What We’re Watching: Trudeau’s 2% trouble, media giants and their final tweets, friendshoring promise vs. reality
Trudeau’s defense spending
Canadian PM Justin Trudeau has privately told NATO officials that Canada will never meet the alliance’s target of 2% of GDP on military spending, the Washington Post reported Wednesday. The revelation is based on a US intelligence document leaked on the Discord gaming app, allegedly by a 21-year-old intelligence staffer.
The document says NATO allies — particularly Germany and Turkey — are irritated by Canada’s reluctance to increase defense spending and its inability to fulfill commitments to the alliance. “Widespread defense shortfalls hinder Canadian capabilities,” the document said, “while straining partner relationships and alliance contributions.”
Earlier this week, dozens of former top Canadian security officials, military commanders, and politicians released an open letter calling on Trudeau’s government to take national security and defense more seriously. Canada’s defense department pushed back, saying that it just agreed to spend $19 billion on 88 F-35 fighter jets and that it’s investing in modernizing NORAD capabilities and increasing its footprint in the Canadian-led NATO battle group in Latvia.
The Liberals argue that they have increased defense spending, and the Parliamentary Budget Watchdog, an independent office, confirms that nominal Canadian defense spending grew by 67% between 2014 and 2021, and Canadian outlays as a share of GDP rose by roughly 40% – from 1.0% of GDP in 2014 to 1.4% of GDP in 2021.
That’s still well shy of the 2% goal, but even annoyed allies are behind. While Germany promises to reach the 2% goal, they too are currently at about 1.4% of GDP, and the war is on their doorstep. The US, for its part, leads NATO’s defense spending at 3.47% of GDP. With war raging in Ukraine and tensions rising with China, NATO chief Jens Stoltenberg has said the 2% target should be the floor, not the ceiling.
But domestic politics always drives the appetite for doing more. Increasing Canada’s defense spending has never been a political winner or a political necessity for any party, right or left, as the unstated assumption has always been that “the US will carry the weight.” Fighting wars may be part of the future, but fighting against inflation and for health care dollars are also security issues for politicians — job security that is.
CBC, NPR & PBS fly the coop
Elon Musk ruffled some feathers with new Twitter labels for public broadcasters on both sides of the border this month – and there are implications for the future of his platform and the media outlets.
It started when Musk decided that NPR’s Twitter account should be labeled “State-affiliated media,” as if it was an official mouthpiece for the U.S. government, like China’s Xinhua News Agency. Musk relented and changed NPR’s label to “Government-funded media,” but NPR stopped tweeting in protest. PBS followed NPR’s lead.

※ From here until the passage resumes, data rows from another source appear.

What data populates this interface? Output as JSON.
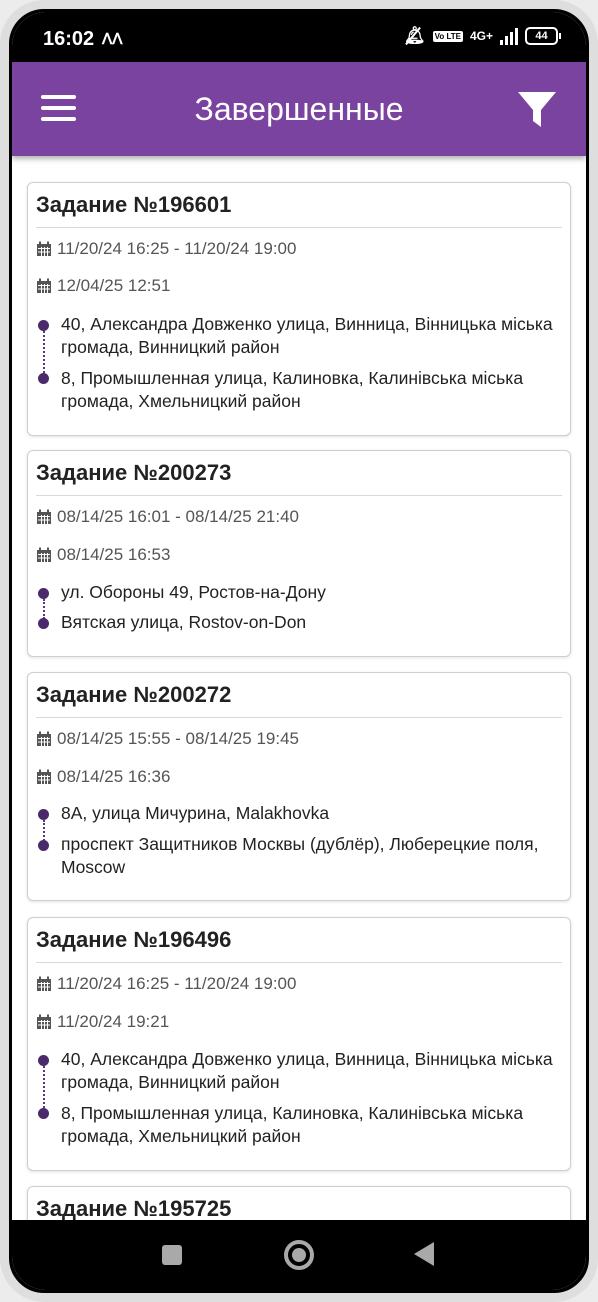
{
  "status_bar": {
    "time": "16:02",
    "network": "4G+",
    "volte": "Vo LTE",
    "battery": "44"
  },
  "app_bar": {
    "title": "Завершенные",
    "menu_icon": "hamburger-menu-icon",
    "filter_icon": "filter-funnel-icon",
    "color": "#7b43a0"
  },
  "tasks": [
    {
      "title": "Задание №196601",
      "period": "11/20/24 16:25 - 11/20/24 19:00",
      "completed": "12/04/25 12:51",
      "from": "40, Александра Довженко улица, Винница, Вінницька міська громада, Винницкий район",
      "to": "8, Промышленная улица, Калиновка, Калинівська міська громада, Хмельницкий район"
    },
    {
      "title": "Задание №200273",
      "period": "08/14/25 16:01 - 08/14/25 21:40",
      "completed": "08/14/25 16:53",
      "from": "ул. Обороны 49, Ростов-на-Дону",
      "to": "Вятская улица, Rostov-on-Don"
    },
    {
      "title": "Задание №200272",
      "period": "08/14/25 15:55 - 08/14/25 19:45",
      "completed": "08/14/25 16:36",
      "from": "8А, улица Мичурина, Malakhovka",
      "to": "проспект Защитников Москвы (дублёр), Люберецкие поля, Moscow"
    },
    {
      "title": "Задание №196496",
      "period": "11/20/24 16:25 - 11/20/24 19:00",
      "completed": "11/20/24 19:21",
      "from": "40, Александра Довженко улица, Винница, Вінницька міська громада, Винницкий район",
      "to": "8, Промышленная улица, Калиновка, Калинівська міська громада, Хмельницкий район"
    },
    {
      "title": "Задание №195725"
    }
  ],
  "nav_bar": {
    "recents_icon": "square-recents-icon",
    "home_icon": "circle-home-icon",
    "back_icon": "triangle-back-icon"
  }
}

Meanwhile, in Canada, Conservative Leader Pierre Poilievre, who wants to end Ottawa’s massive subsidy to the Canadian Broadcasting Corporation, asked Musk to slap a new label on CBC’s Twitter account and celebrated when he did. CBC, like NPR and PBS, has hit the pause button on its Twitter account. Musk responded by changing the label to “69% Government-funded media,” a juvenile joke.
The Twitter chief seems happy to drive content producers away from his platform, so expect more of the same. Even Swedish public radio has taken its leave – not because of a label, but because its audience left Twitter first.
Friendshoring or friend-ignoring
Canadian Finance Minister Chrystia Freeland delivered a speech in Washington last week calling for “friendshoring,” or trade policy that centers on economic cooperation between like-minded countries, particularly Canada and the US.
In her budget this month, meanwhile, Freeland unveiled targeted stimulus programs that aim to keep Canadian clean tech firms from heading south to take advantage of the massive tax credits available in Joe Biden’s Inflation Reduction Act. Nobody knows yet if the Canadian budgetary measures will do what is necessary to stop capital flight, and Canadians are nervous.
Freeland gave her speech as the World Bank and IMF held their spring meetings, but an important part of her message seemed to be targeted at U.S. leaders: “No single country – not even the United States – can invent all of the new technologies, or possess all of the natural resources, that the net-zero global economy requires,” she said.
US Treasury Secretary Janet Yellen spoke last year about friendshoring and the need for “trusted trade partners” to work together to bolster supply chains. But Washington’s industrial policies and subsidies make it hard to know whether Yellen or Freeland’s message will convince American decision-makers to include Canada in its plans for a clean tech future.
“How this plays out,” writes The Globe’s David Parkinson, “will say a lot about whether friendshoring is a realistic path for global trade. Or, alternatively, expose it as a well-meaning step on a slippery slope to a more protectionist future.”